HOW TO COMPLETE THIS TASK: Tally the lines below that contain the word "PayPal". Only the number should be returned.

============

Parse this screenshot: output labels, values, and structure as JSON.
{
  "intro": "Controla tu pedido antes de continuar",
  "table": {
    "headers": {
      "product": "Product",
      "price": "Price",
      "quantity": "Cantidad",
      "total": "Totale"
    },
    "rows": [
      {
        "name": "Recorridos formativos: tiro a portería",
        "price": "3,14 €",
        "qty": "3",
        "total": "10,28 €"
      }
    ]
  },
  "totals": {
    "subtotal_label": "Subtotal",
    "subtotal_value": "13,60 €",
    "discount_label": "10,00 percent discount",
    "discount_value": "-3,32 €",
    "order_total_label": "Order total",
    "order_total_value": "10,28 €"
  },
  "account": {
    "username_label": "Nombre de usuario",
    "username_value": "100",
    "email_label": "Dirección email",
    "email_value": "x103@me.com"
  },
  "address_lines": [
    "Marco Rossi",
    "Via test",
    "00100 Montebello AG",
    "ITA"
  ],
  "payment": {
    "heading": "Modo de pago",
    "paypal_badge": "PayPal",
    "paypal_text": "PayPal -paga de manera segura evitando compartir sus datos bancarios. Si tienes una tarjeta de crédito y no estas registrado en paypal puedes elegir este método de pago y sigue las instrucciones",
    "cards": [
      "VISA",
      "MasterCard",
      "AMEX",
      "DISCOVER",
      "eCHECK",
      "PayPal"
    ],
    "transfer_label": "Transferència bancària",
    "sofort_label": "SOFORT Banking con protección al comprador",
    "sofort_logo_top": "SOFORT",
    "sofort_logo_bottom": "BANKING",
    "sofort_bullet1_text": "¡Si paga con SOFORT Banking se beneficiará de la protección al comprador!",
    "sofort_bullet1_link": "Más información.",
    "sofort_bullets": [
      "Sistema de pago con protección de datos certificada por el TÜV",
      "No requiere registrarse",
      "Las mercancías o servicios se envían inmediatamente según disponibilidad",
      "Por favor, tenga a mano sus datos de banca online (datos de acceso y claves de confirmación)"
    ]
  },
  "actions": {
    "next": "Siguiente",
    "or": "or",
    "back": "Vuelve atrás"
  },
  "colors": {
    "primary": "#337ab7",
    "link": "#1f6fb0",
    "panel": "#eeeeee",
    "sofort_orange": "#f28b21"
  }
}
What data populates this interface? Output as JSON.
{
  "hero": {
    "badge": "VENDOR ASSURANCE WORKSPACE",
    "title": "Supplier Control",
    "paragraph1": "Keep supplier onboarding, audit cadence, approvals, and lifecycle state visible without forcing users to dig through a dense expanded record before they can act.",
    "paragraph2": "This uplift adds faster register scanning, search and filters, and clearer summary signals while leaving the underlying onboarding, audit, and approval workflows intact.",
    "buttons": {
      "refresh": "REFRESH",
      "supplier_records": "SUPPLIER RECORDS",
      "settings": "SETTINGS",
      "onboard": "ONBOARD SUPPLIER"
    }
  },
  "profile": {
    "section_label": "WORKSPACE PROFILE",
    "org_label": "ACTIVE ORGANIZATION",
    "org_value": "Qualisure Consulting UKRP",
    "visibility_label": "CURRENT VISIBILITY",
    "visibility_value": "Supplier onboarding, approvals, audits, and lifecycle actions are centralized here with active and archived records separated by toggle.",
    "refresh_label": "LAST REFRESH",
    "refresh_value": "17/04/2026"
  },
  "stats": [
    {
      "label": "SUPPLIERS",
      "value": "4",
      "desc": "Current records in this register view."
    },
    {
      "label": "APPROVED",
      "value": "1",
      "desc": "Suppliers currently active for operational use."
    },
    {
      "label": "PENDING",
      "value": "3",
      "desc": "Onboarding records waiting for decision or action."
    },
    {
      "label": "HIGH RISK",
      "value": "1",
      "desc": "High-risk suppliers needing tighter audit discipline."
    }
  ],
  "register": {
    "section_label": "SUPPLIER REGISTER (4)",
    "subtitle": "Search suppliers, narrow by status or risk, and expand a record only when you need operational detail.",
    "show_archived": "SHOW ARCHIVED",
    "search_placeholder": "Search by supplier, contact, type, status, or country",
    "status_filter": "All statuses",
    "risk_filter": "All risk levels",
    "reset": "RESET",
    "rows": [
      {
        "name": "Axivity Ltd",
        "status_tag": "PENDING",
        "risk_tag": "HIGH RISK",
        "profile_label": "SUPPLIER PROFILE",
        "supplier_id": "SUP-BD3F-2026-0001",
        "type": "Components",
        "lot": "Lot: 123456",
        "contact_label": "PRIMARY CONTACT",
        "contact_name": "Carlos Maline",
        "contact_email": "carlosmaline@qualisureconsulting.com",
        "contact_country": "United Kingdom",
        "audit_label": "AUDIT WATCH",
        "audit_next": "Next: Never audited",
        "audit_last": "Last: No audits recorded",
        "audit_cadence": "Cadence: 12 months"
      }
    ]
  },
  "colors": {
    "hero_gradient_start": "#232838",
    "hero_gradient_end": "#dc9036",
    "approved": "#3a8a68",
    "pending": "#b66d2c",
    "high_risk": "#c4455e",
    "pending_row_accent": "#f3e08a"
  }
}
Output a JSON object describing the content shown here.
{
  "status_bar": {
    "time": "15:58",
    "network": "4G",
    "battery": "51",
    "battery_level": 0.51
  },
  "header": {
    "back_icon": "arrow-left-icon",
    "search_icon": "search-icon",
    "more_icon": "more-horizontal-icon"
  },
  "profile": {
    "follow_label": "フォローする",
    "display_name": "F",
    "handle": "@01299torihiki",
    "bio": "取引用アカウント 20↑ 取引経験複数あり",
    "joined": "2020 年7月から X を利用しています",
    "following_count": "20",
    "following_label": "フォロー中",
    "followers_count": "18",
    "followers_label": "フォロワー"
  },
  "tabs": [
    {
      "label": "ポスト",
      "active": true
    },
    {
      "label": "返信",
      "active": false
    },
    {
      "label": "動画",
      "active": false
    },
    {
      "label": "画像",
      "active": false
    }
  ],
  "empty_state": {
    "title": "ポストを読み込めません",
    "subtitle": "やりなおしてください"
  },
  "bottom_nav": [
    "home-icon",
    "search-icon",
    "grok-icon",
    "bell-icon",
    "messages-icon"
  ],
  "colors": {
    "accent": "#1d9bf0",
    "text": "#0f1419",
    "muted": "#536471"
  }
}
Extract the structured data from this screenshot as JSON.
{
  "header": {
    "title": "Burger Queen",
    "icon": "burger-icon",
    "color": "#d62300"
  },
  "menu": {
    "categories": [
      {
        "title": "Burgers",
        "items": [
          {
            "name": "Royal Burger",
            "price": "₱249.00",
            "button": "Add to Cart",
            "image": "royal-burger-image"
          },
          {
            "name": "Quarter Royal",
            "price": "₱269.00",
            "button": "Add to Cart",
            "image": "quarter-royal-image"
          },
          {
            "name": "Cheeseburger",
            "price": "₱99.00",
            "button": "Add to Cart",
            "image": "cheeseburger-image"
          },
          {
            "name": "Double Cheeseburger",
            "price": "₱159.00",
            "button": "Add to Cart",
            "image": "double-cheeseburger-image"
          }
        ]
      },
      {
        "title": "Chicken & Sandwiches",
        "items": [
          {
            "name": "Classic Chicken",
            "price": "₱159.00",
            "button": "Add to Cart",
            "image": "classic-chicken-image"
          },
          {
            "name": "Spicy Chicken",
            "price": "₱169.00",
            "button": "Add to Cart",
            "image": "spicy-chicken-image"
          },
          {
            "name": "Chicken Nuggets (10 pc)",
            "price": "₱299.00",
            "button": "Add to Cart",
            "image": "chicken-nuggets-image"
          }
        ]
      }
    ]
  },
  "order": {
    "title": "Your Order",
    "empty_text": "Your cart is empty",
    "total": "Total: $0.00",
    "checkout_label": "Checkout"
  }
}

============

RESPONSE: 3